As an organization that sits at the nexus of employer-charity interactions, America’s Charities sees how both employers and charities are struggling with this new reality as evidenced by our 2014 Snapshot Report.
On the corporate side, employers are struggling with legacy giving programs that don’t necessarily connect to a broader CSR or even employee engagement strategy. While a handful of well-heeled corporate giving offices have significant resources, most are under-resourced and viewed as “cost centers”.
On the nonprofit side, charities are trying to “diversify” their funding and view companies as prospective supporters. But our research shows charities are challenged in building and maintaining meaningful, strategic relationships with corporate partners and their employees.
One thing is clear. Everything is changing and there will be winners and losers. And the corporate and charity winners will be those who embrace the new metrics and rising tide of expectations around accountability and impact.
Charities have seen this coming for quite some time and have been seeking talent and tools to meet these new expectations. But it is a challenge and there is great debate as to what constitutes “impact”, how that is measured, and who pays for the added cost.
Progress was made about three years ago when GuideStar, Independent Sector, and the Better Business Bureau Wise Giving Alliance came together to create Charting Impact, an initiative designed to provide charities with an uncomplicated method for easily articulating their impact value proposition by answering five basic questions:
- What is your organization aiming to accomplish?
- What are your strategies for making this happen?
- What are your capabilities for doing this?
- How will your organization know if you’re making progress?
- What have and haven’t you accomplished so far?
While these questions may seem fundamental, when you consider them closely and seek the answers, what you have is actually a strong indication of a nonprofit organization’s commitment to accountability and outcomes.
Building on Charting Impact, America’s Charities has created a service for employers and charities called High Performing Charities. High Performing Charities is not a rating system, rather it is a series of “indicators” based on existing charity validators that are likely to result in higher performance and accountability by a charity. America’s Charities is working to connect these High Performing Charities with companies and employees interested in engaging and strategically aligning with nonprofits that are demonstrating or have higher potential for greater impact. Additionally, we work with companies to help their strategic charity partners and grantees gain skills and knowledge to become higher performing.
To find out how we can help you connect to high performing charities contact us at HighPerforming@Charities.org. And please join me at the 14th Annual Charities@Work Summit in New York on March 23-25, 2015 to discuss this and related issues. Click here to register.

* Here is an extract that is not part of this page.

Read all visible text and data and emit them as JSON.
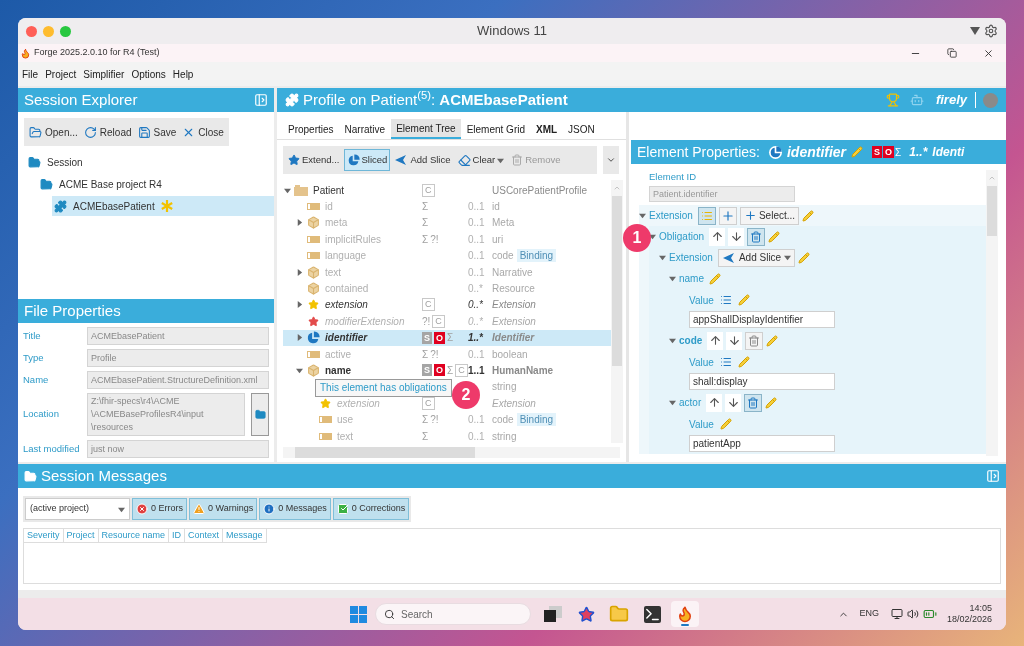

I also invite you to stop by America’s Charities’ table to answer a quick survey that will be included in our Snapshot 2015 report on workplace giving and employee engagement, to be released this Fall. Employee engagement has evolved rapidly since America’s Charities released Snapshot 2013: Trends and Strategies to Engage Employees in Greater Giving. The Snapshot series explores the evolution of workplace giving and what employers are doing to meet new employee expectations around engagement inside and outside the walls of the workplace. With Snapshot 2015, we will revisit how quickly employee engagement is transforming, along with how companies are responding to new employee expectations and demonstrating impact and return on investment.

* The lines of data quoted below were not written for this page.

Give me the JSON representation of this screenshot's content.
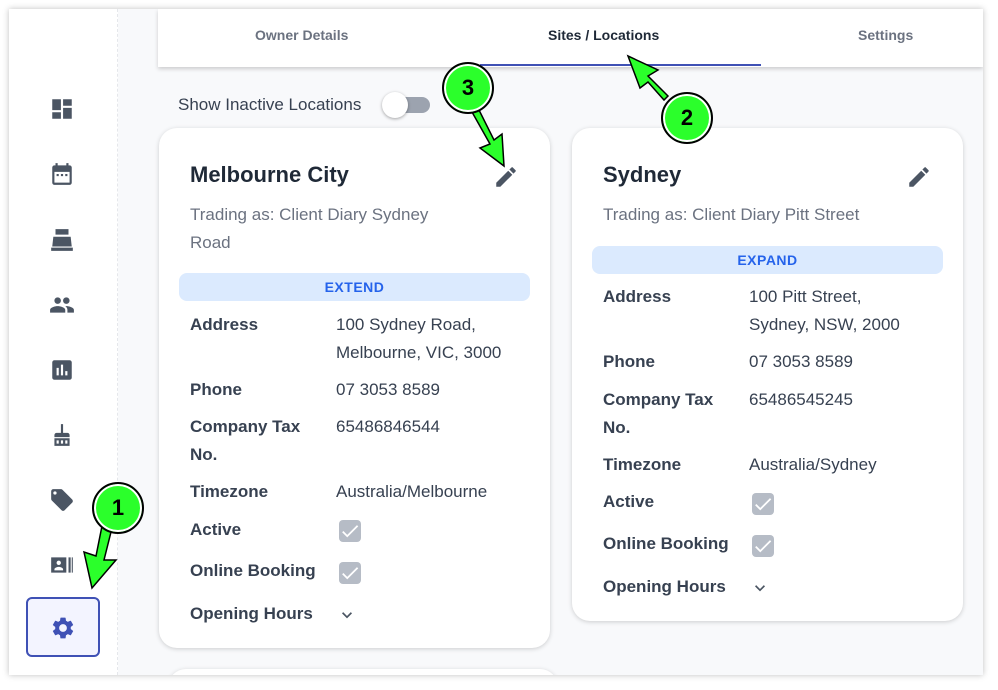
{
  "tabs": [
    {
      "label": "Owner Details"
    },
    {
      "label": "Sites / Locations"
    },
    {
      "label": "Settings"
    }
  ],
  "toggle": {
    "label": "Show Inactive Locations",
    "on": false
  },
  "locations": [
    {
      "name": "Melbourne City",
      "trading_line1": "Trading as: Client Diary Sydney",
      "trading_line2": "Road",
      "badge": "EXTEND",
      "address_label": "Address",
      "address_line1": "100 Sydney Road,",
      "address_line2": "Melbourne, VIC, 3000",
      "phone_label": "Phone",
      "phone": "07 3053 8589",
      "tax_label_line1": "Company Tax",
      "tax_label_line2": "No.",
      "tax": "65486846544",
      "timezone_label": "Timezone",
      "timezone": "Australia/Melbourne",
      "active_label": "Active",
      "online_booking_label": "Online Booking",
      "opening_hours_label": "Opening Hours"
    },
    {
      "name": "Sydney",
      "trading_line1": "Trading as: Client Diary Pitt Street",
      "badge": "EXPAND",
      "address_label": "Address",
      "address_line1": "100 Pitt Street,",
      "address_line2": "Sydney, NSW, 2000",
      "phone_label": "Phone",
      "phone": "07 3053 8589",
      "tax_label_line1": "Company Tax",
      "tax_label_line2": "No.",
      "tax": "65486545245",
      "timezone_label": "Timezone",
      "timezone": "Australia/Sydney",
      "active_label": "Active",
      "online_booking_label": "Online Booking",
      "opening_hours_label": "Opening Hours"
    }
  ],
  "sidebar": {
    "items": [
      {
        "icon": "dashboard-icon"
      },
      {
        "icon": "calendar-icon"
      },
      {
        "icon": "cash-register-icon"
      },
      {
        "icon": "people-icon"
      },
      {
        "icon": "reports-icon"
      },
      {
        "icon": "cleaning-icon"
      },
      {
        "icon": "tag-icon"
      },
      {
        "icon": "contact-card-icon"
      },
      {
        "icon": "settings-icon",
        "active": true
      }
    ]
  },
  "callouts": [
    "1",
    "2",
    "3"
  ],
  "colors": {
    "accent": "#3f51b5",
    "badge_bg": "#dbeafe",
    "badge_text": "#2563eb",
    "callout": "#2bff2b"
  }
}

Steve has over 30 years of experience working in and with major national and international not-for-profit organizations and socially-responsible international corporations, including a long history of engagement with and leadership around workplace giving and employee volunteerism programs.